Some international students said that they are following the 2020 election closely after being disappointed with the 2016 results.
“This time I feel it’s even more personal since I’m going to live in the States for the next four years,” Santiago Bustamante ’24 said. “The next president is going to affect the way we live in the States, and I really want to feel free, to feel safe as an international student and not under threat.”
President Donald Trump initially walked back policies allowing international students to stay in the country if their college instruction was remote. But shortly after the announcement, the administration reversed course, allowing international students to stay in the country even if classes were online.
Others feared that either administration’s victory could involve travel restrictions and border closures.
“I’m scared that, with COVID-19, the flights to India will be shut down, and it could mean that I won’t be able to go back home from college or there would be no way for my parents to visit me in the U.S.,” Ayesha Dhall ’24 said. “I hope that doesn’t happen, but that is definitely a fear of mine, especially if the pandemic gets worse.”
International students described ICE regulations and immigration policy proposals as having shaped their perspectives on both candidates and political parties.
“The immigration policies definitely play a role in my evaluation of the candidates, especially all the ICE directives we experienced over the summer which really affected whether or not we would be able to come to campus,” said Rhea Kale ’24, who has contributed to The Daily’s Grind section. “I also find that domestic policy, linked to human rights policy, is really important because that’s an important precedent for democracy as a whole and how we should be acting.”
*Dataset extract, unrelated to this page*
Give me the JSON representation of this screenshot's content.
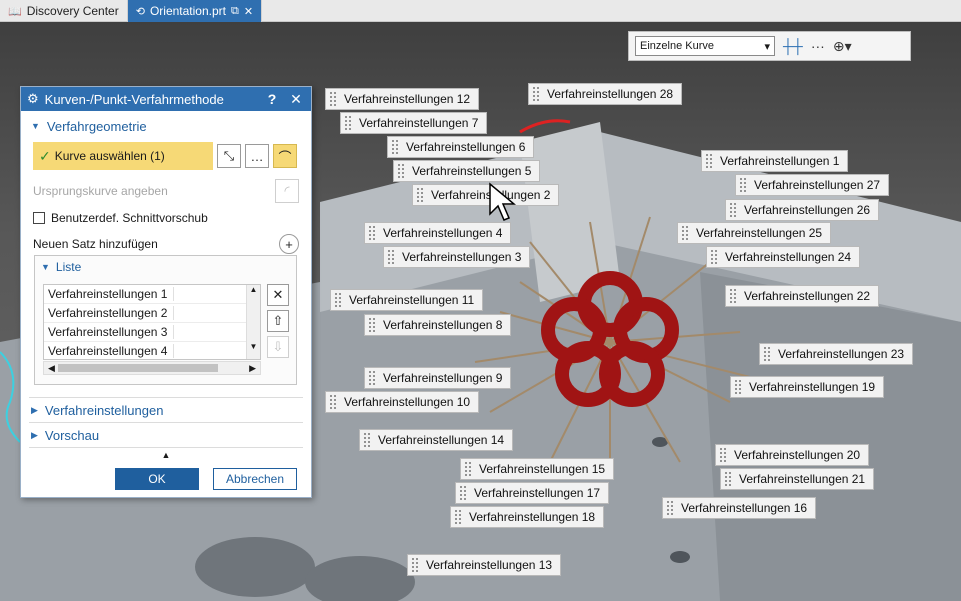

Some international students have been getting involved with political groups on campus to voice their opinions and make a change.
“Through clubs, I have been able to learn more about the election myself,” said Kale, a frosh who joined Stanford Women in Politics (SWIP) and is studying remotely from the UAE.
Many of the international students The Daily interviewed said they could not apply for special circumstances and on-campus housing for the fall due to embassy closures and inability to secure an F-1 visa on time for move-in day, adding to election-related anxiety.
Bustamante said that he thinks “that part of the current administration has failed” by not providing easy access to visas and the opportunity to study at American universities.
“A change in presidents will hopefully come to a better situation,” he added.
Students shared a common concern about travel bans and access to job or internship opportunities, which they feared could be undermined during the transition phase and the potential establishment of a new administration.
“So many people want to study in the U.S. because of the diversity of cultures and beliefs, and I just hope that limits on student visas do not reduce that level of diversity that is so beautiful,” Romy McCarthy said ’25.